The most important thing you can do to prevent cervical cancer is to be screened regularly. Your women’s wellness exam will often include the Pap test (pap smear) and the human papillomavirus (HPV) test, which detects HPV, the sexually transmitted virus that causes cervical cancer, are used to detect cervical cancer.
Pap tests can find abnormal cells that may turn into cervical cancer. Removal of the abnormal cells prevents cervical cancer. Pap tests can also find cervical cancer early, when the chance of being cured is very high.
In addition to the Pap test, the HPV test may be used for screening women who are 30 years old or older, or at any age for those who have unclear Pap test results. It also is used to provide more information when Pap test results are unclear for women aged 21 and older. Women should receive a Pap test starting within three years after becoming sexually active, or no later than age 21.

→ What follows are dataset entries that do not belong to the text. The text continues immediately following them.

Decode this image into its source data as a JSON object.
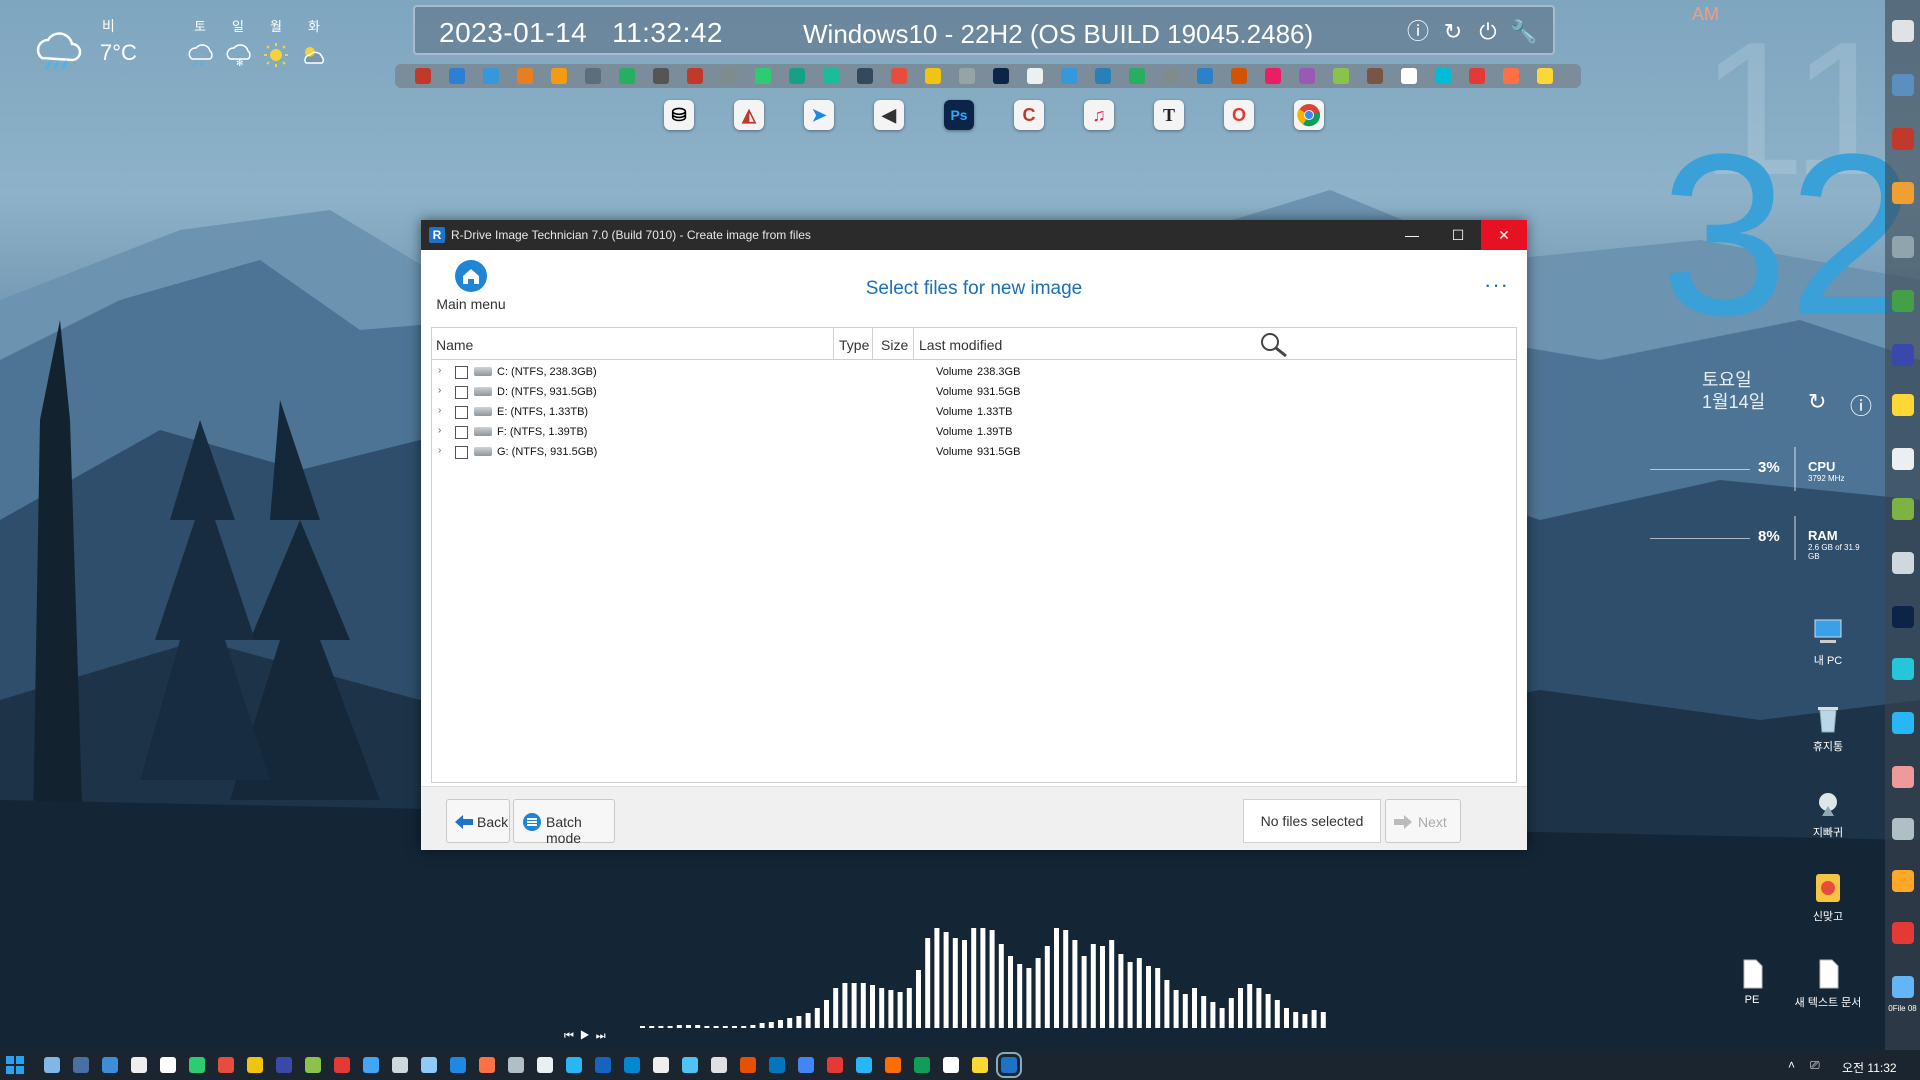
{
  "weather": {
    "current": {
      "condition": "비",
      "temp": "7°C",
      "icon": "rain-cloud-icon"
    },
    "forecast": [
      {
        "day": "토",
        "icon": "rain-cloud-icon"
      },
      {
        "day": "일",
        "icon": "snow-cloud-icon"
      },
      {
        "day": "월",
        "icon": "sun-icon"
      },
      {
        "day": "화",
        "icon": "partly-cloudy-icon"
      }
    ]
  },
  "clockbar": {
    "date": "2023-01-14",
    "time": "11:32:42",
    "os": "Windows10 - 22H2 (OS BUILD 19045.2486)",
    "controls": [
      "info-icon",
      "refresh-icon",
      "power-icon",
      "wrench-icon"
    ]
  },
  "bigclock": {
    "ampm": "AM",
    "hour": "11",
    "minute": "32",
    "weekday": "토요일",
    "date": "1월14일"
  },
  "meters": {
    "cpu": {
      "percent": "3%",
      "label": "CPU",
      "detail": "3792 MHz"
    },
    "ram": {
      "percent": "8%",
      "label": "RAM",
      "detail": "2.6 GB of 31.9 GB"
    }
  },
  "desktop_icons": [
    {
      "label": "내 PC",
      "icon": "computer-icon"
    },
    {
      "label": "휴지통",
      "icon": "recycle-bin-icon"
    },
    {
      "label": "지빠귀",
      "icon": "bird-app-icon"
    },
    {
      "label": "신맞고",
      "icon": "card-game-icon"
    },
    {
      "label": "PE",
      "icon": "text-file-icon"
    },
    {
      "label": "새 텍스트 문서",
      "icon": "text-file-icon"
    },
    {
      "label": "0File 08",
      "icon": "app-icon"
    }
  ],
  "dock": [
    "disk-icon",
    "pie-icon",
    "arrow-app-icon",
    "paper-plane-icon",
    "photoshop-icon",
    "ccleaner-icon",
    "music-icon",
    "T",
    "opera-icon",
    "chrome-icon"
  ],
  "window": {
    "title": "R-Drive Image Technician 7.0 (Build 7010) - Create image from files",
    "app_icon_letter": "R",
    "controls": {
      "minimize": "—",
      "maximize": "☐",
      "close": "✕"
    },
    "home_label": "Main menu",
    "page_title": "Select files for new image",
    "more": "···",
    "columns": {
      "name": "Name",
      "type": "Type",
      "size": "Size",
      "modified": "Last modified"
    },
    "drives": [
      {
        "name": "C: (NTFS, 238.3GB)",
        "type": "Volume",
        "size": "238.3GB"
      },
      {
        "name": "D: (NTFS, 931.5GB)",
        "type": "Volume",
        "size": "931.5GB"
      },
      {
        "name": "E: (NTFS, 1.33TB)",
        "type": "Volume",
        "size": "1.33TB"
      },
      {
        "name": "F: (NTFS, 1.39TB)",
        "type": "Volume",
        "size": "1.39TB"
      },
      {
        "name": "G: (NTFS, 931.5GB)",
        "type": "Volume",
        "size": "931.5GB"
      }
    ],
    "footer": {
      "back": "Back",
      "batch": "Batch mode",
      "status": "No files selected",
      "next": "Next"
    }
  },
  "taskbar": {
    "clock": "오전 11:32"
  }
}
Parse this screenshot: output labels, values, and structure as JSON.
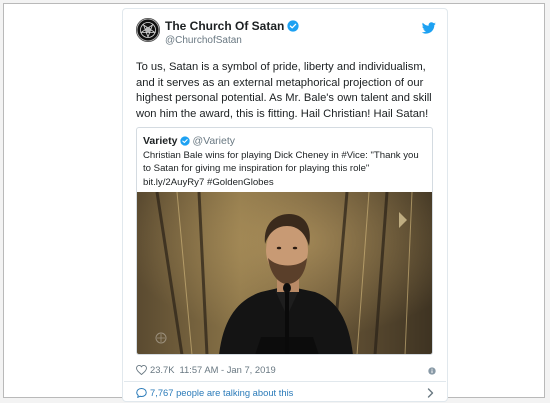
{
  "tweet": {
    "author_name": "The Church Of Satan",
    "author_handle": "@ChurchofSatan",
    "text": "To us, Satan is a symbol of pride, liberty and individualism, and it serves as an external metaphorical projection of our highest personal potential. As Mr. Bale's own talent and skill won him the award, this is fitting. Hail Christian! Hail Satan!",
    "likes": "23.7K",
    "timestamp": "11:57 AM - Jan 7, 2019",
    "talking": "7,767 people are talking about this"
  },
  "quoted_tweet": {
    "author_name": "Variety",
    "author_handle": "@Variety",
    "text": "Christian Bale wins for playing Dick Cheney in #Vice: \"Thank you to Satan for giving me inspiration for playing this role\" bit.ly/2AuyRy7 #GoldenGlobes"
  },
  "colors": {
    "twitter_blue": "#1da1f2",
    "link_blue": "#2b7bb9",
    "muted_gray": "#697882",
    "text_dark": "#1c2022"
  },
  "icons": [
    "church-logo-avatar",
    "verified-badge-icon",
    "twitter-bird-icon",
    "heart-icon",
    "info-icon",
    "speech-bubble-icon",
    "chevron-right-icon"
  ]
}
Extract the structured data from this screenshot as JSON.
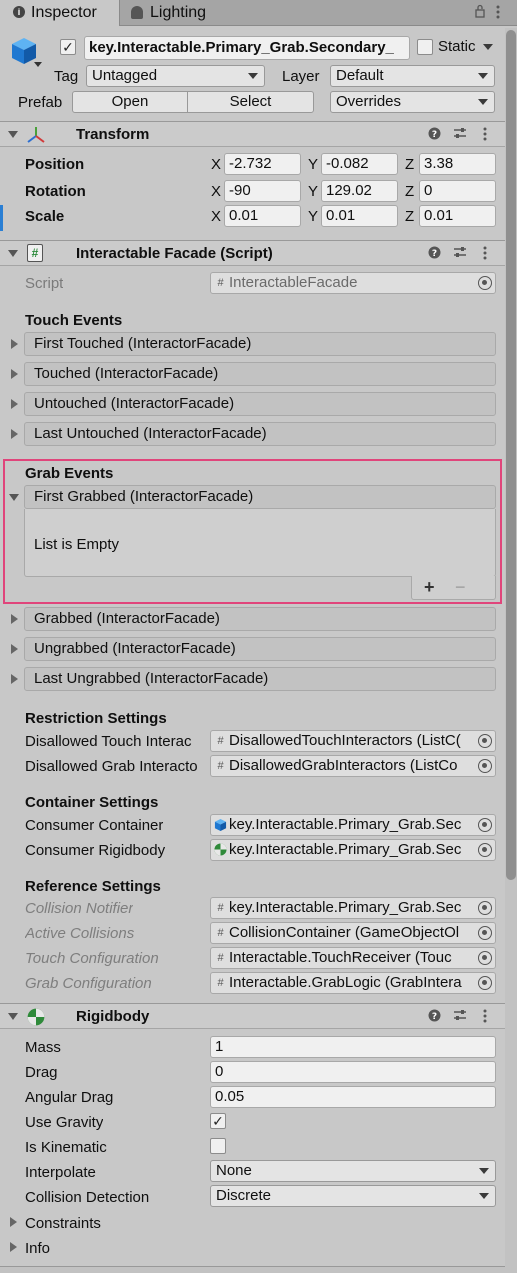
{
  "tabs": [
    {
      "label": "Inspector",
      "icon": "info-icon",
      "active": true
    },
    {
      "label": "Lighting",
      "icon": "lighting-icon",
      "active": false
    }
  ],
  "gameobject": {
    "name": "key.Interactable.Primary_Grab.Secondary_",
    "static_label": "Static",
    "tag_label": "Tag",
    "tag_value": "Untagged",
    "layer_label": "Layer",
    "layer_value": "Default",
    "prefab_label": "Prefab",
    "open_label": "Open",
    "select_label": "Select",
    "overrides_label": "Overrides"
  },
  "transform": {
    "title": "Transform",
    "rows": [
      {
        "label": "Position",
        "x": "-2.732",
        "y": "-0.082",
        "z": "3.38"
      },
      {
        "label": "Rotation",
        "x": "-90",
        "y": "129.02",
        "z": "0"
      },
      {
        "label": "Scale",
        "x": "0.01",
        "y": "0.01",
        "z": "0.01"
      }
    ],
    "axis": {
      "x": "X",
      "y": "Y",
      "z": "Z"
    }
  },
  "facade": {
    "title": "Interactable Facade (Script)",
    "script_label": "Script",
    "script_value": "InteractableFacade",
    "touch_events_label": "Touch Events",
    "touch_events": [
      "First Touched (InteractorFacade)",
      "Touched (InteractorFacade)",
      "Untouched (InteractorFacade)",
      "Last Untouched (InteractorFacade)"
    ],
    "grab_events_label": "Grab Events",
    "first_grabbed": "First Grabbed (InteractorFacade)",
    "list_empty": "List is Empty",
    "add_symbol": "+",
    "remove_symbol": "−",
    "grab_events": [
      "Grabbed (InteractorFacade)",
      "Ungrabbed (InteractorFacade)",
      "Last Ungrabbed (InteractorFacade)"
    ],
    "restriction_label": "Restriction Settings",
    "restriction": [
      {
        "label": "Disallowed Touch Interac",
        "value": "DisallowedTouchInteractors (ListC("
      },
      {
        "label": "Disallowed Grab Interacto",
        "value": "DisallowedGrabInteractors (ListCo"
      }
    ],
    "container_label": "Container Settings",
    "container": [
      {
        "label": "Consumer Container",
        "value": "key.Interactable.Primary_Grab.Sec"
      },
      {
        "label": "Consumer Rigidbody",
        "value": "key.Interactable.Primary_Grab.Sec"
      }
    ],
    "reference_label": "Reference Settings",
    "reference": [
      {
        "label": "Collision Notifier",
        "value": "key.Interactable.Primary_Grab.Sec"
      },
      {
        "label": "Active Collisions",
        "value": "CollisionContainer (GameObjectOl"
      },
      {
        "label": "Touch Configuration",
        "value": "Interactable.TouchReceiver (Touc"
      },
      {
        "label": "Grab Configuration",
        "value": "Interactable.GrabLogic (GrabIntera"
      }
    ]
  },
  "rigidbody": {
    "title": "Rigidbody",
    "mass_label": "Mass",
    "mass": "1",
    "drag_label": "Drag",
    "drag": "0",
    "angular_drag_label": "Angular Drag",
    "angular_drag": "0.05",
    "use_gravity_label": "Use Gravity",
    "use_gravity_mark": "✓",
    "is_kinematic_label": "Is Kinematic",
    "interpolate_label": "Interpolate",
    "interpolate": "None",
    "collision_label": "Collision Detection",
    "collision": "Discrete",
    "constraints_label": "Constraints",
    "info_label": "Info"
  },
  "colors": {
    "highlight": "#e0457b",
    "accent_blue": "#2a7fd4"
  }
}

If you are between 21 and 29 years old, it is important for you to continue getting a Pap test as directed by your doctor. Screening should be done every 2 to 3 years.
At age 30, Pap and HPV test frequency can drop to every 5 years. This is called co-testing and should continue until age 65, according to the American Cancer Society.
If you are older than 65 and have had a normal Pap test for several years, or if you had your cervix removed (for a non-cancerous condition, such as fibroids), your doctor may recommend discontinuing the Pap test.
If you haven’t had your Pap test, it is important that you do so. Women need to be proactive in their own health care!Tags: cancer, cancer risk, cervical cancer, cervical cancer risk, reduce cervical cancer, women's health